_Task to carry out_: Among the entries below, find every line that has "PREZZO" and pull it out.

_Data for this task_:

BEGIN

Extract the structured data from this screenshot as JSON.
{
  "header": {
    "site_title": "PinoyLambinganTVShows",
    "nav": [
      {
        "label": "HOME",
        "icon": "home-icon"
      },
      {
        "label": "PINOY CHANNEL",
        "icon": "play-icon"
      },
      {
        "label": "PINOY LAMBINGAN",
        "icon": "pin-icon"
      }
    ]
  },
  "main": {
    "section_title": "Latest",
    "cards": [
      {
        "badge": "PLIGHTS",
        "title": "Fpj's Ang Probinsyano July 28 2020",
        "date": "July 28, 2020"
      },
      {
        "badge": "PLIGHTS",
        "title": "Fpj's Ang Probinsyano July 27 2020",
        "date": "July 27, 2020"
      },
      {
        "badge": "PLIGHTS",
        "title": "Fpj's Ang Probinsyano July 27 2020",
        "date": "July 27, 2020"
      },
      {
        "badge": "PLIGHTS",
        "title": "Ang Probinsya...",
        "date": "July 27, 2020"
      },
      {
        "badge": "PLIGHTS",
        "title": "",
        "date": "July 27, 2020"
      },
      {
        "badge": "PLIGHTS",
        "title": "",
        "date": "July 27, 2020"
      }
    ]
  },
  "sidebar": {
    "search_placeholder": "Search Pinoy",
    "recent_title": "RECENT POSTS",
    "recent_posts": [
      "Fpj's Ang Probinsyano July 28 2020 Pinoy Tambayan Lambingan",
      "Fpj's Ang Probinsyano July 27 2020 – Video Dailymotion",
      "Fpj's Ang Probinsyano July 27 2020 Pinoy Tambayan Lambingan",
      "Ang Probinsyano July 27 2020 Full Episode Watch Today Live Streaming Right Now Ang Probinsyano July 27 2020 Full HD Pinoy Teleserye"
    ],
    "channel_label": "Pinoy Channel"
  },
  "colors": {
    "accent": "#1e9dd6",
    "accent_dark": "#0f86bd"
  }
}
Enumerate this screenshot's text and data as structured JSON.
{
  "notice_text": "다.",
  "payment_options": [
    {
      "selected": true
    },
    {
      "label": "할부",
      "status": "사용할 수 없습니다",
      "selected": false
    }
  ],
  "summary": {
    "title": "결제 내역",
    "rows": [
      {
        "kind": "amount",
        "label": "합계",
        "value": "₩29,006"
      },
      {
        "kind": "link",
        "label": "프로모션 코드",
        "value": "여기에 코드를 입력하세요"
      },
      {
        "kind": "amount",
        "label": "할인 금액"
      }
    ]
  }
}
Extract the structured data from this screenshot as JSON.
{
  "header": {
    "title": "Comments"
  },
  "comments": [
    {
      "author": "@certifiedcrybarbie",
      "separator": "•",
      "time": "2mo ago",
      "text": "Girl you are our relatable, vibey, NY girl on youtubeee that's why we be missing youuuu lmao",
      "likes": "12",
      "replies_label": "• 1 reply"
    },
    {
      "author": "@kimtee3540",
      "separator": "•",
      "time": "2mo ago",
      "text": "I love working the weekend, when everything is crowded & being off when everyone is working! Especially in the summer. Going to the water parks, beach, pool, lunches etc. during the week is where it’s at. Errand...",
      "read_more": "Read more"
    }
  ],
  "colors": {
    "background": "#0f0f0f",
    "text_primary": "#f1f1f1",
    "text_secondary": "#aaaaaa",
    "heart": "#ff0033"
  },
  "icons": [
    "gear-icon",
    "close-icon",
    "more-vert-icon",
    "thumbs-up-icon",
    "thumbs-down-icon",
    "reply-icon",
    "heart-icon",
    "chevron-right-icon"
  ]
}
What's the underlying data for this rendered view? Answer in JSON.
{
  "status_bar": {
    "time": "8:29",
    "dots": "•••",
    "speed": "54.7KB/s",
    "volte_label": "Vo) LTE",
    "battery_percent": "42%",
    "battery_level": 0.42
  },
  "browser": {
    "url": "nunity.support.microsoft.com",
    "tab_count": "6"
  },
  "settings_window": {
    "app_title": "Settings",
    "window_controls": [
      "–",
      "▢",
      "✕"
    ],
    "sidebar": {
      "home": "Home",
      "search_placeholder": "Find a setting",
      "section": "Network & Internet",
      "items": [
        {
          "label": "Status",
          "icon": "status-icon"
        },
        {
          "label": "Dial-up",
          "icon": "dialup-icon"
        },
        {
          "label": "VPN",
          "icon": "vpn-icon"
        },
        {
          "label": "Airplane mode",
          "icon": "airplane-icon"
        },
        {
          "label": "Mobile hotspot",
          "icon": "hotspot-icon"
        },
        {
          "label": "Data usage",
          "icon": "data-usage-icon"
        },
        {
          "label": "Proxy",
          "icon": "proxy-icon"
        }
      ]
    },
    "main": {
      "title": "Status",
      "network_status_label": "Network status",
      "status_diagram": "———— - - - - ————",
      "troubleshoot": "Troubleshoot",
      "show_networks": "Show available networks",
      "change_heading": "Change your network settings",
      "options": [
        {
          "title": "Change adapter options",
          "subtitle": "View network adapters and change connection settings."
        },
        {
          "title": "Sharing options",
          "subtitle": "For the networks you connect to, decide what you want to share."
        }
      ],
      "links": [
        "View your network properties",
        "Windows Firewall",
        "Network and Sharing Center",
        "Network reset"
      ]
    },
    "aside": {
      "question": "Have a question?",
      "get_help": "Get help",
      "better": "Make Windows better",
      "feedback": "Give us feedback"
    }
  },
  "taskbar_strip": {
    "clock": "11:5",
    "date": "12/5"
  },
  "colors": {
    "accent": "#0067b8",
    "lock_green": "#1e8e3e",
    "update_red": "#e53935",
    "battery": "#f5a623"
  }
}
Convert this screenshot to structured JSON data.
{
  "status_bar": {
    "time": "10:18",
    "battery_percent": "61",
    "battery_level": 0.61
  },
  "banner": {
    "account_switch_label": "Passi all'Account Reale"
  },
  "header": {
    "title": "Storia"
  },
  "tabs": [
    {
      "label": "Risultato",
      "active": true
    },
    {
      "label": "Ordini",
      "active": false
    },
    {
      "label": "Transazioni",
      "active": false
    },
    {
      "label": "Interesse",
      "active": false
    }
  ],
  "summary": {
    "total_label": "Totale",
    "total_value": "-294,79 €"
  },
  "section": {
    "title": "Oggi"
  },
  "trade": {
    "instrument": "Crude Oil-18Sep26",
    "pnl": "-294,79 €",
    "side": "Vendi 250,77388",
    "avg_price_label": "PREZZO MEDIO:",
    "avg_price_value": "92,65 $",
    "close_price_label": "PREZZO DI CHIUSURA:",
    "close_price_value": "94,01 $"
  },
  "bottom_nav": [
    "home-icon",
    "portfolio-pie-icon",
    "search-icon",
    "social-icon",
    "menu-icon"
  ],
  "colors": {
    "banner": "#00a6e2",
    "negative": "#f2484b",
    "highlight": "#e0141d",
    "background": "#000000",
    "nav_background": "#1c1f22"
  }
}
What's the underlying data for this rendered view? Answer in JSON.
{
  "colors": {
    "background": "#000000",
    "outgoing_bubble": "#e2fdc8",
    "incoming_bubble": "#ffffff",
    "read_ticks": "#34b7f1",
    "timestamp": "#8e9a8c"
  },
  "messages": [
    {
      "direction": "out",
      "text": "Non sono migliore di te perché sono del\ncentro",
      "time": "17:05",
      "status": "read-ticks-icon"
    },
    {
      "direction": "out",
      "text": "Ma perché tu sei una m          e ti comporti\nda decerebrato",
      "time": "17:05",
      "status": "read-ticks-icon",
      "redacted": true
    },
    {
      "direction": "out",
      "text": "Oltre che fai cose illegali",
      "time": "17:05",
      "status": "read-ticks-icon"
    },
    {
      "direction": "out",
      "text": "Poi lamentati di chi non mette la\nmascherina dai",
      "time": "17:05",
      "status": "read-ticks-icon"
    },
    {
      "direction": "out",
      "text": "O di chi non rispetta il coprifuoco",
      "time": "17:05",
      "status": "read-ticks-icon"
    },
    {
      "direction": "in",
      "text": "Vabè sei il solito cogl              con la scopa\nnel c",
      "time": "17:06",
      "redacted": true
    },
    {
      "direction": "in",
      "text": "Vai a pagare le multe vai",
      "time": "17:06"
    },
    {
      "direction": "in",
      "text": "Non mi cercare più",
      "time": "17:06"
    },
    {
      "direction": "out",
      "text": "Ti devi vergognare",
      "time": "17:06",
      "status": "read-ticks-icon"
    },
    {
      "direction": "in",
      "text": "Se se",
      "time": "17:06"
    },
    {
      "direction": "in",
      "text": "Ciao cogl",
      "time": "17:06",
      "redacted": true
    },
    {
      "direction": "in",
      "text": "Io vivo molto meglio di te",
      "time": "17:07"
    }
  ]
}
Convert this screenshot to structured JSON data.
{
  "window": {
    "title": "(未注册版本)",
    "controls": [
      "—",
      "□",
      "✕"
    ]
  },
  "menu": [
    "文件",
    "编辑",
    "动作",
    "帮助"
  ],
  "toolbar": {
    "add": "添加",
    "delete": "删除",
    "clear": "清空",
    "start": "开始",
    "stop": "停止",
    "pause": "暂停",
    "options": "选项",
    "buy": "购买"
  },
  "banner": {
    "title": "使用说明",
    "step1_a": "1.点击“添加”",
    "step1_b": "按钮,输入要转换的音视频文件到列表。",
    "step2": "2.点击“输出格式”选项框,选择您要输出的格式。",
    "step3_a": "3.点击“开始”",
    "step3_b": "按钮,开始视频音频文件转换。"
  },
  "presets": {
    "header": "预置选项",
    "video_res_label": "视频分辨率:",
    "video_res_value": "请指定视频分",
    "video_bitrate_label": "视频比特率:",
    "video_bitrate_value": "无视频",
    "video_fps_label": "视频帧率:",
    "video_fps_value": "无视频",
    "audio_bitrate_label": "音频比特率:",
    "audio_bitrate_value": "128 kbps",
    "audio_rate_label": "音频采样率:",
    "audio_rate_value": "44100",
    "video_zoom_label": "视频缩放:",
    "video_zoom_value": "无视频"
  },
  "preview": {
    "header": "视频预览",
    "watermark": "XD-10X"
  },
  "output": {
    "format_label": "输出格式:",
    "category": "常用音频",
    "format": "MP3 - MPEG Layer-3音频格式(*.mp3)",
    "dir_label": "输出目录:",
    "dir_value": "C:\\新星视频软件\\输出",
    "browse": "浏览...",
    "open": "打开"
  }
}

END

_Solution for this problem_:
    "avg_price_label": "PREZZO MEDIO:",
    "close_price_label": "PREZZO DI CHIUSURA:",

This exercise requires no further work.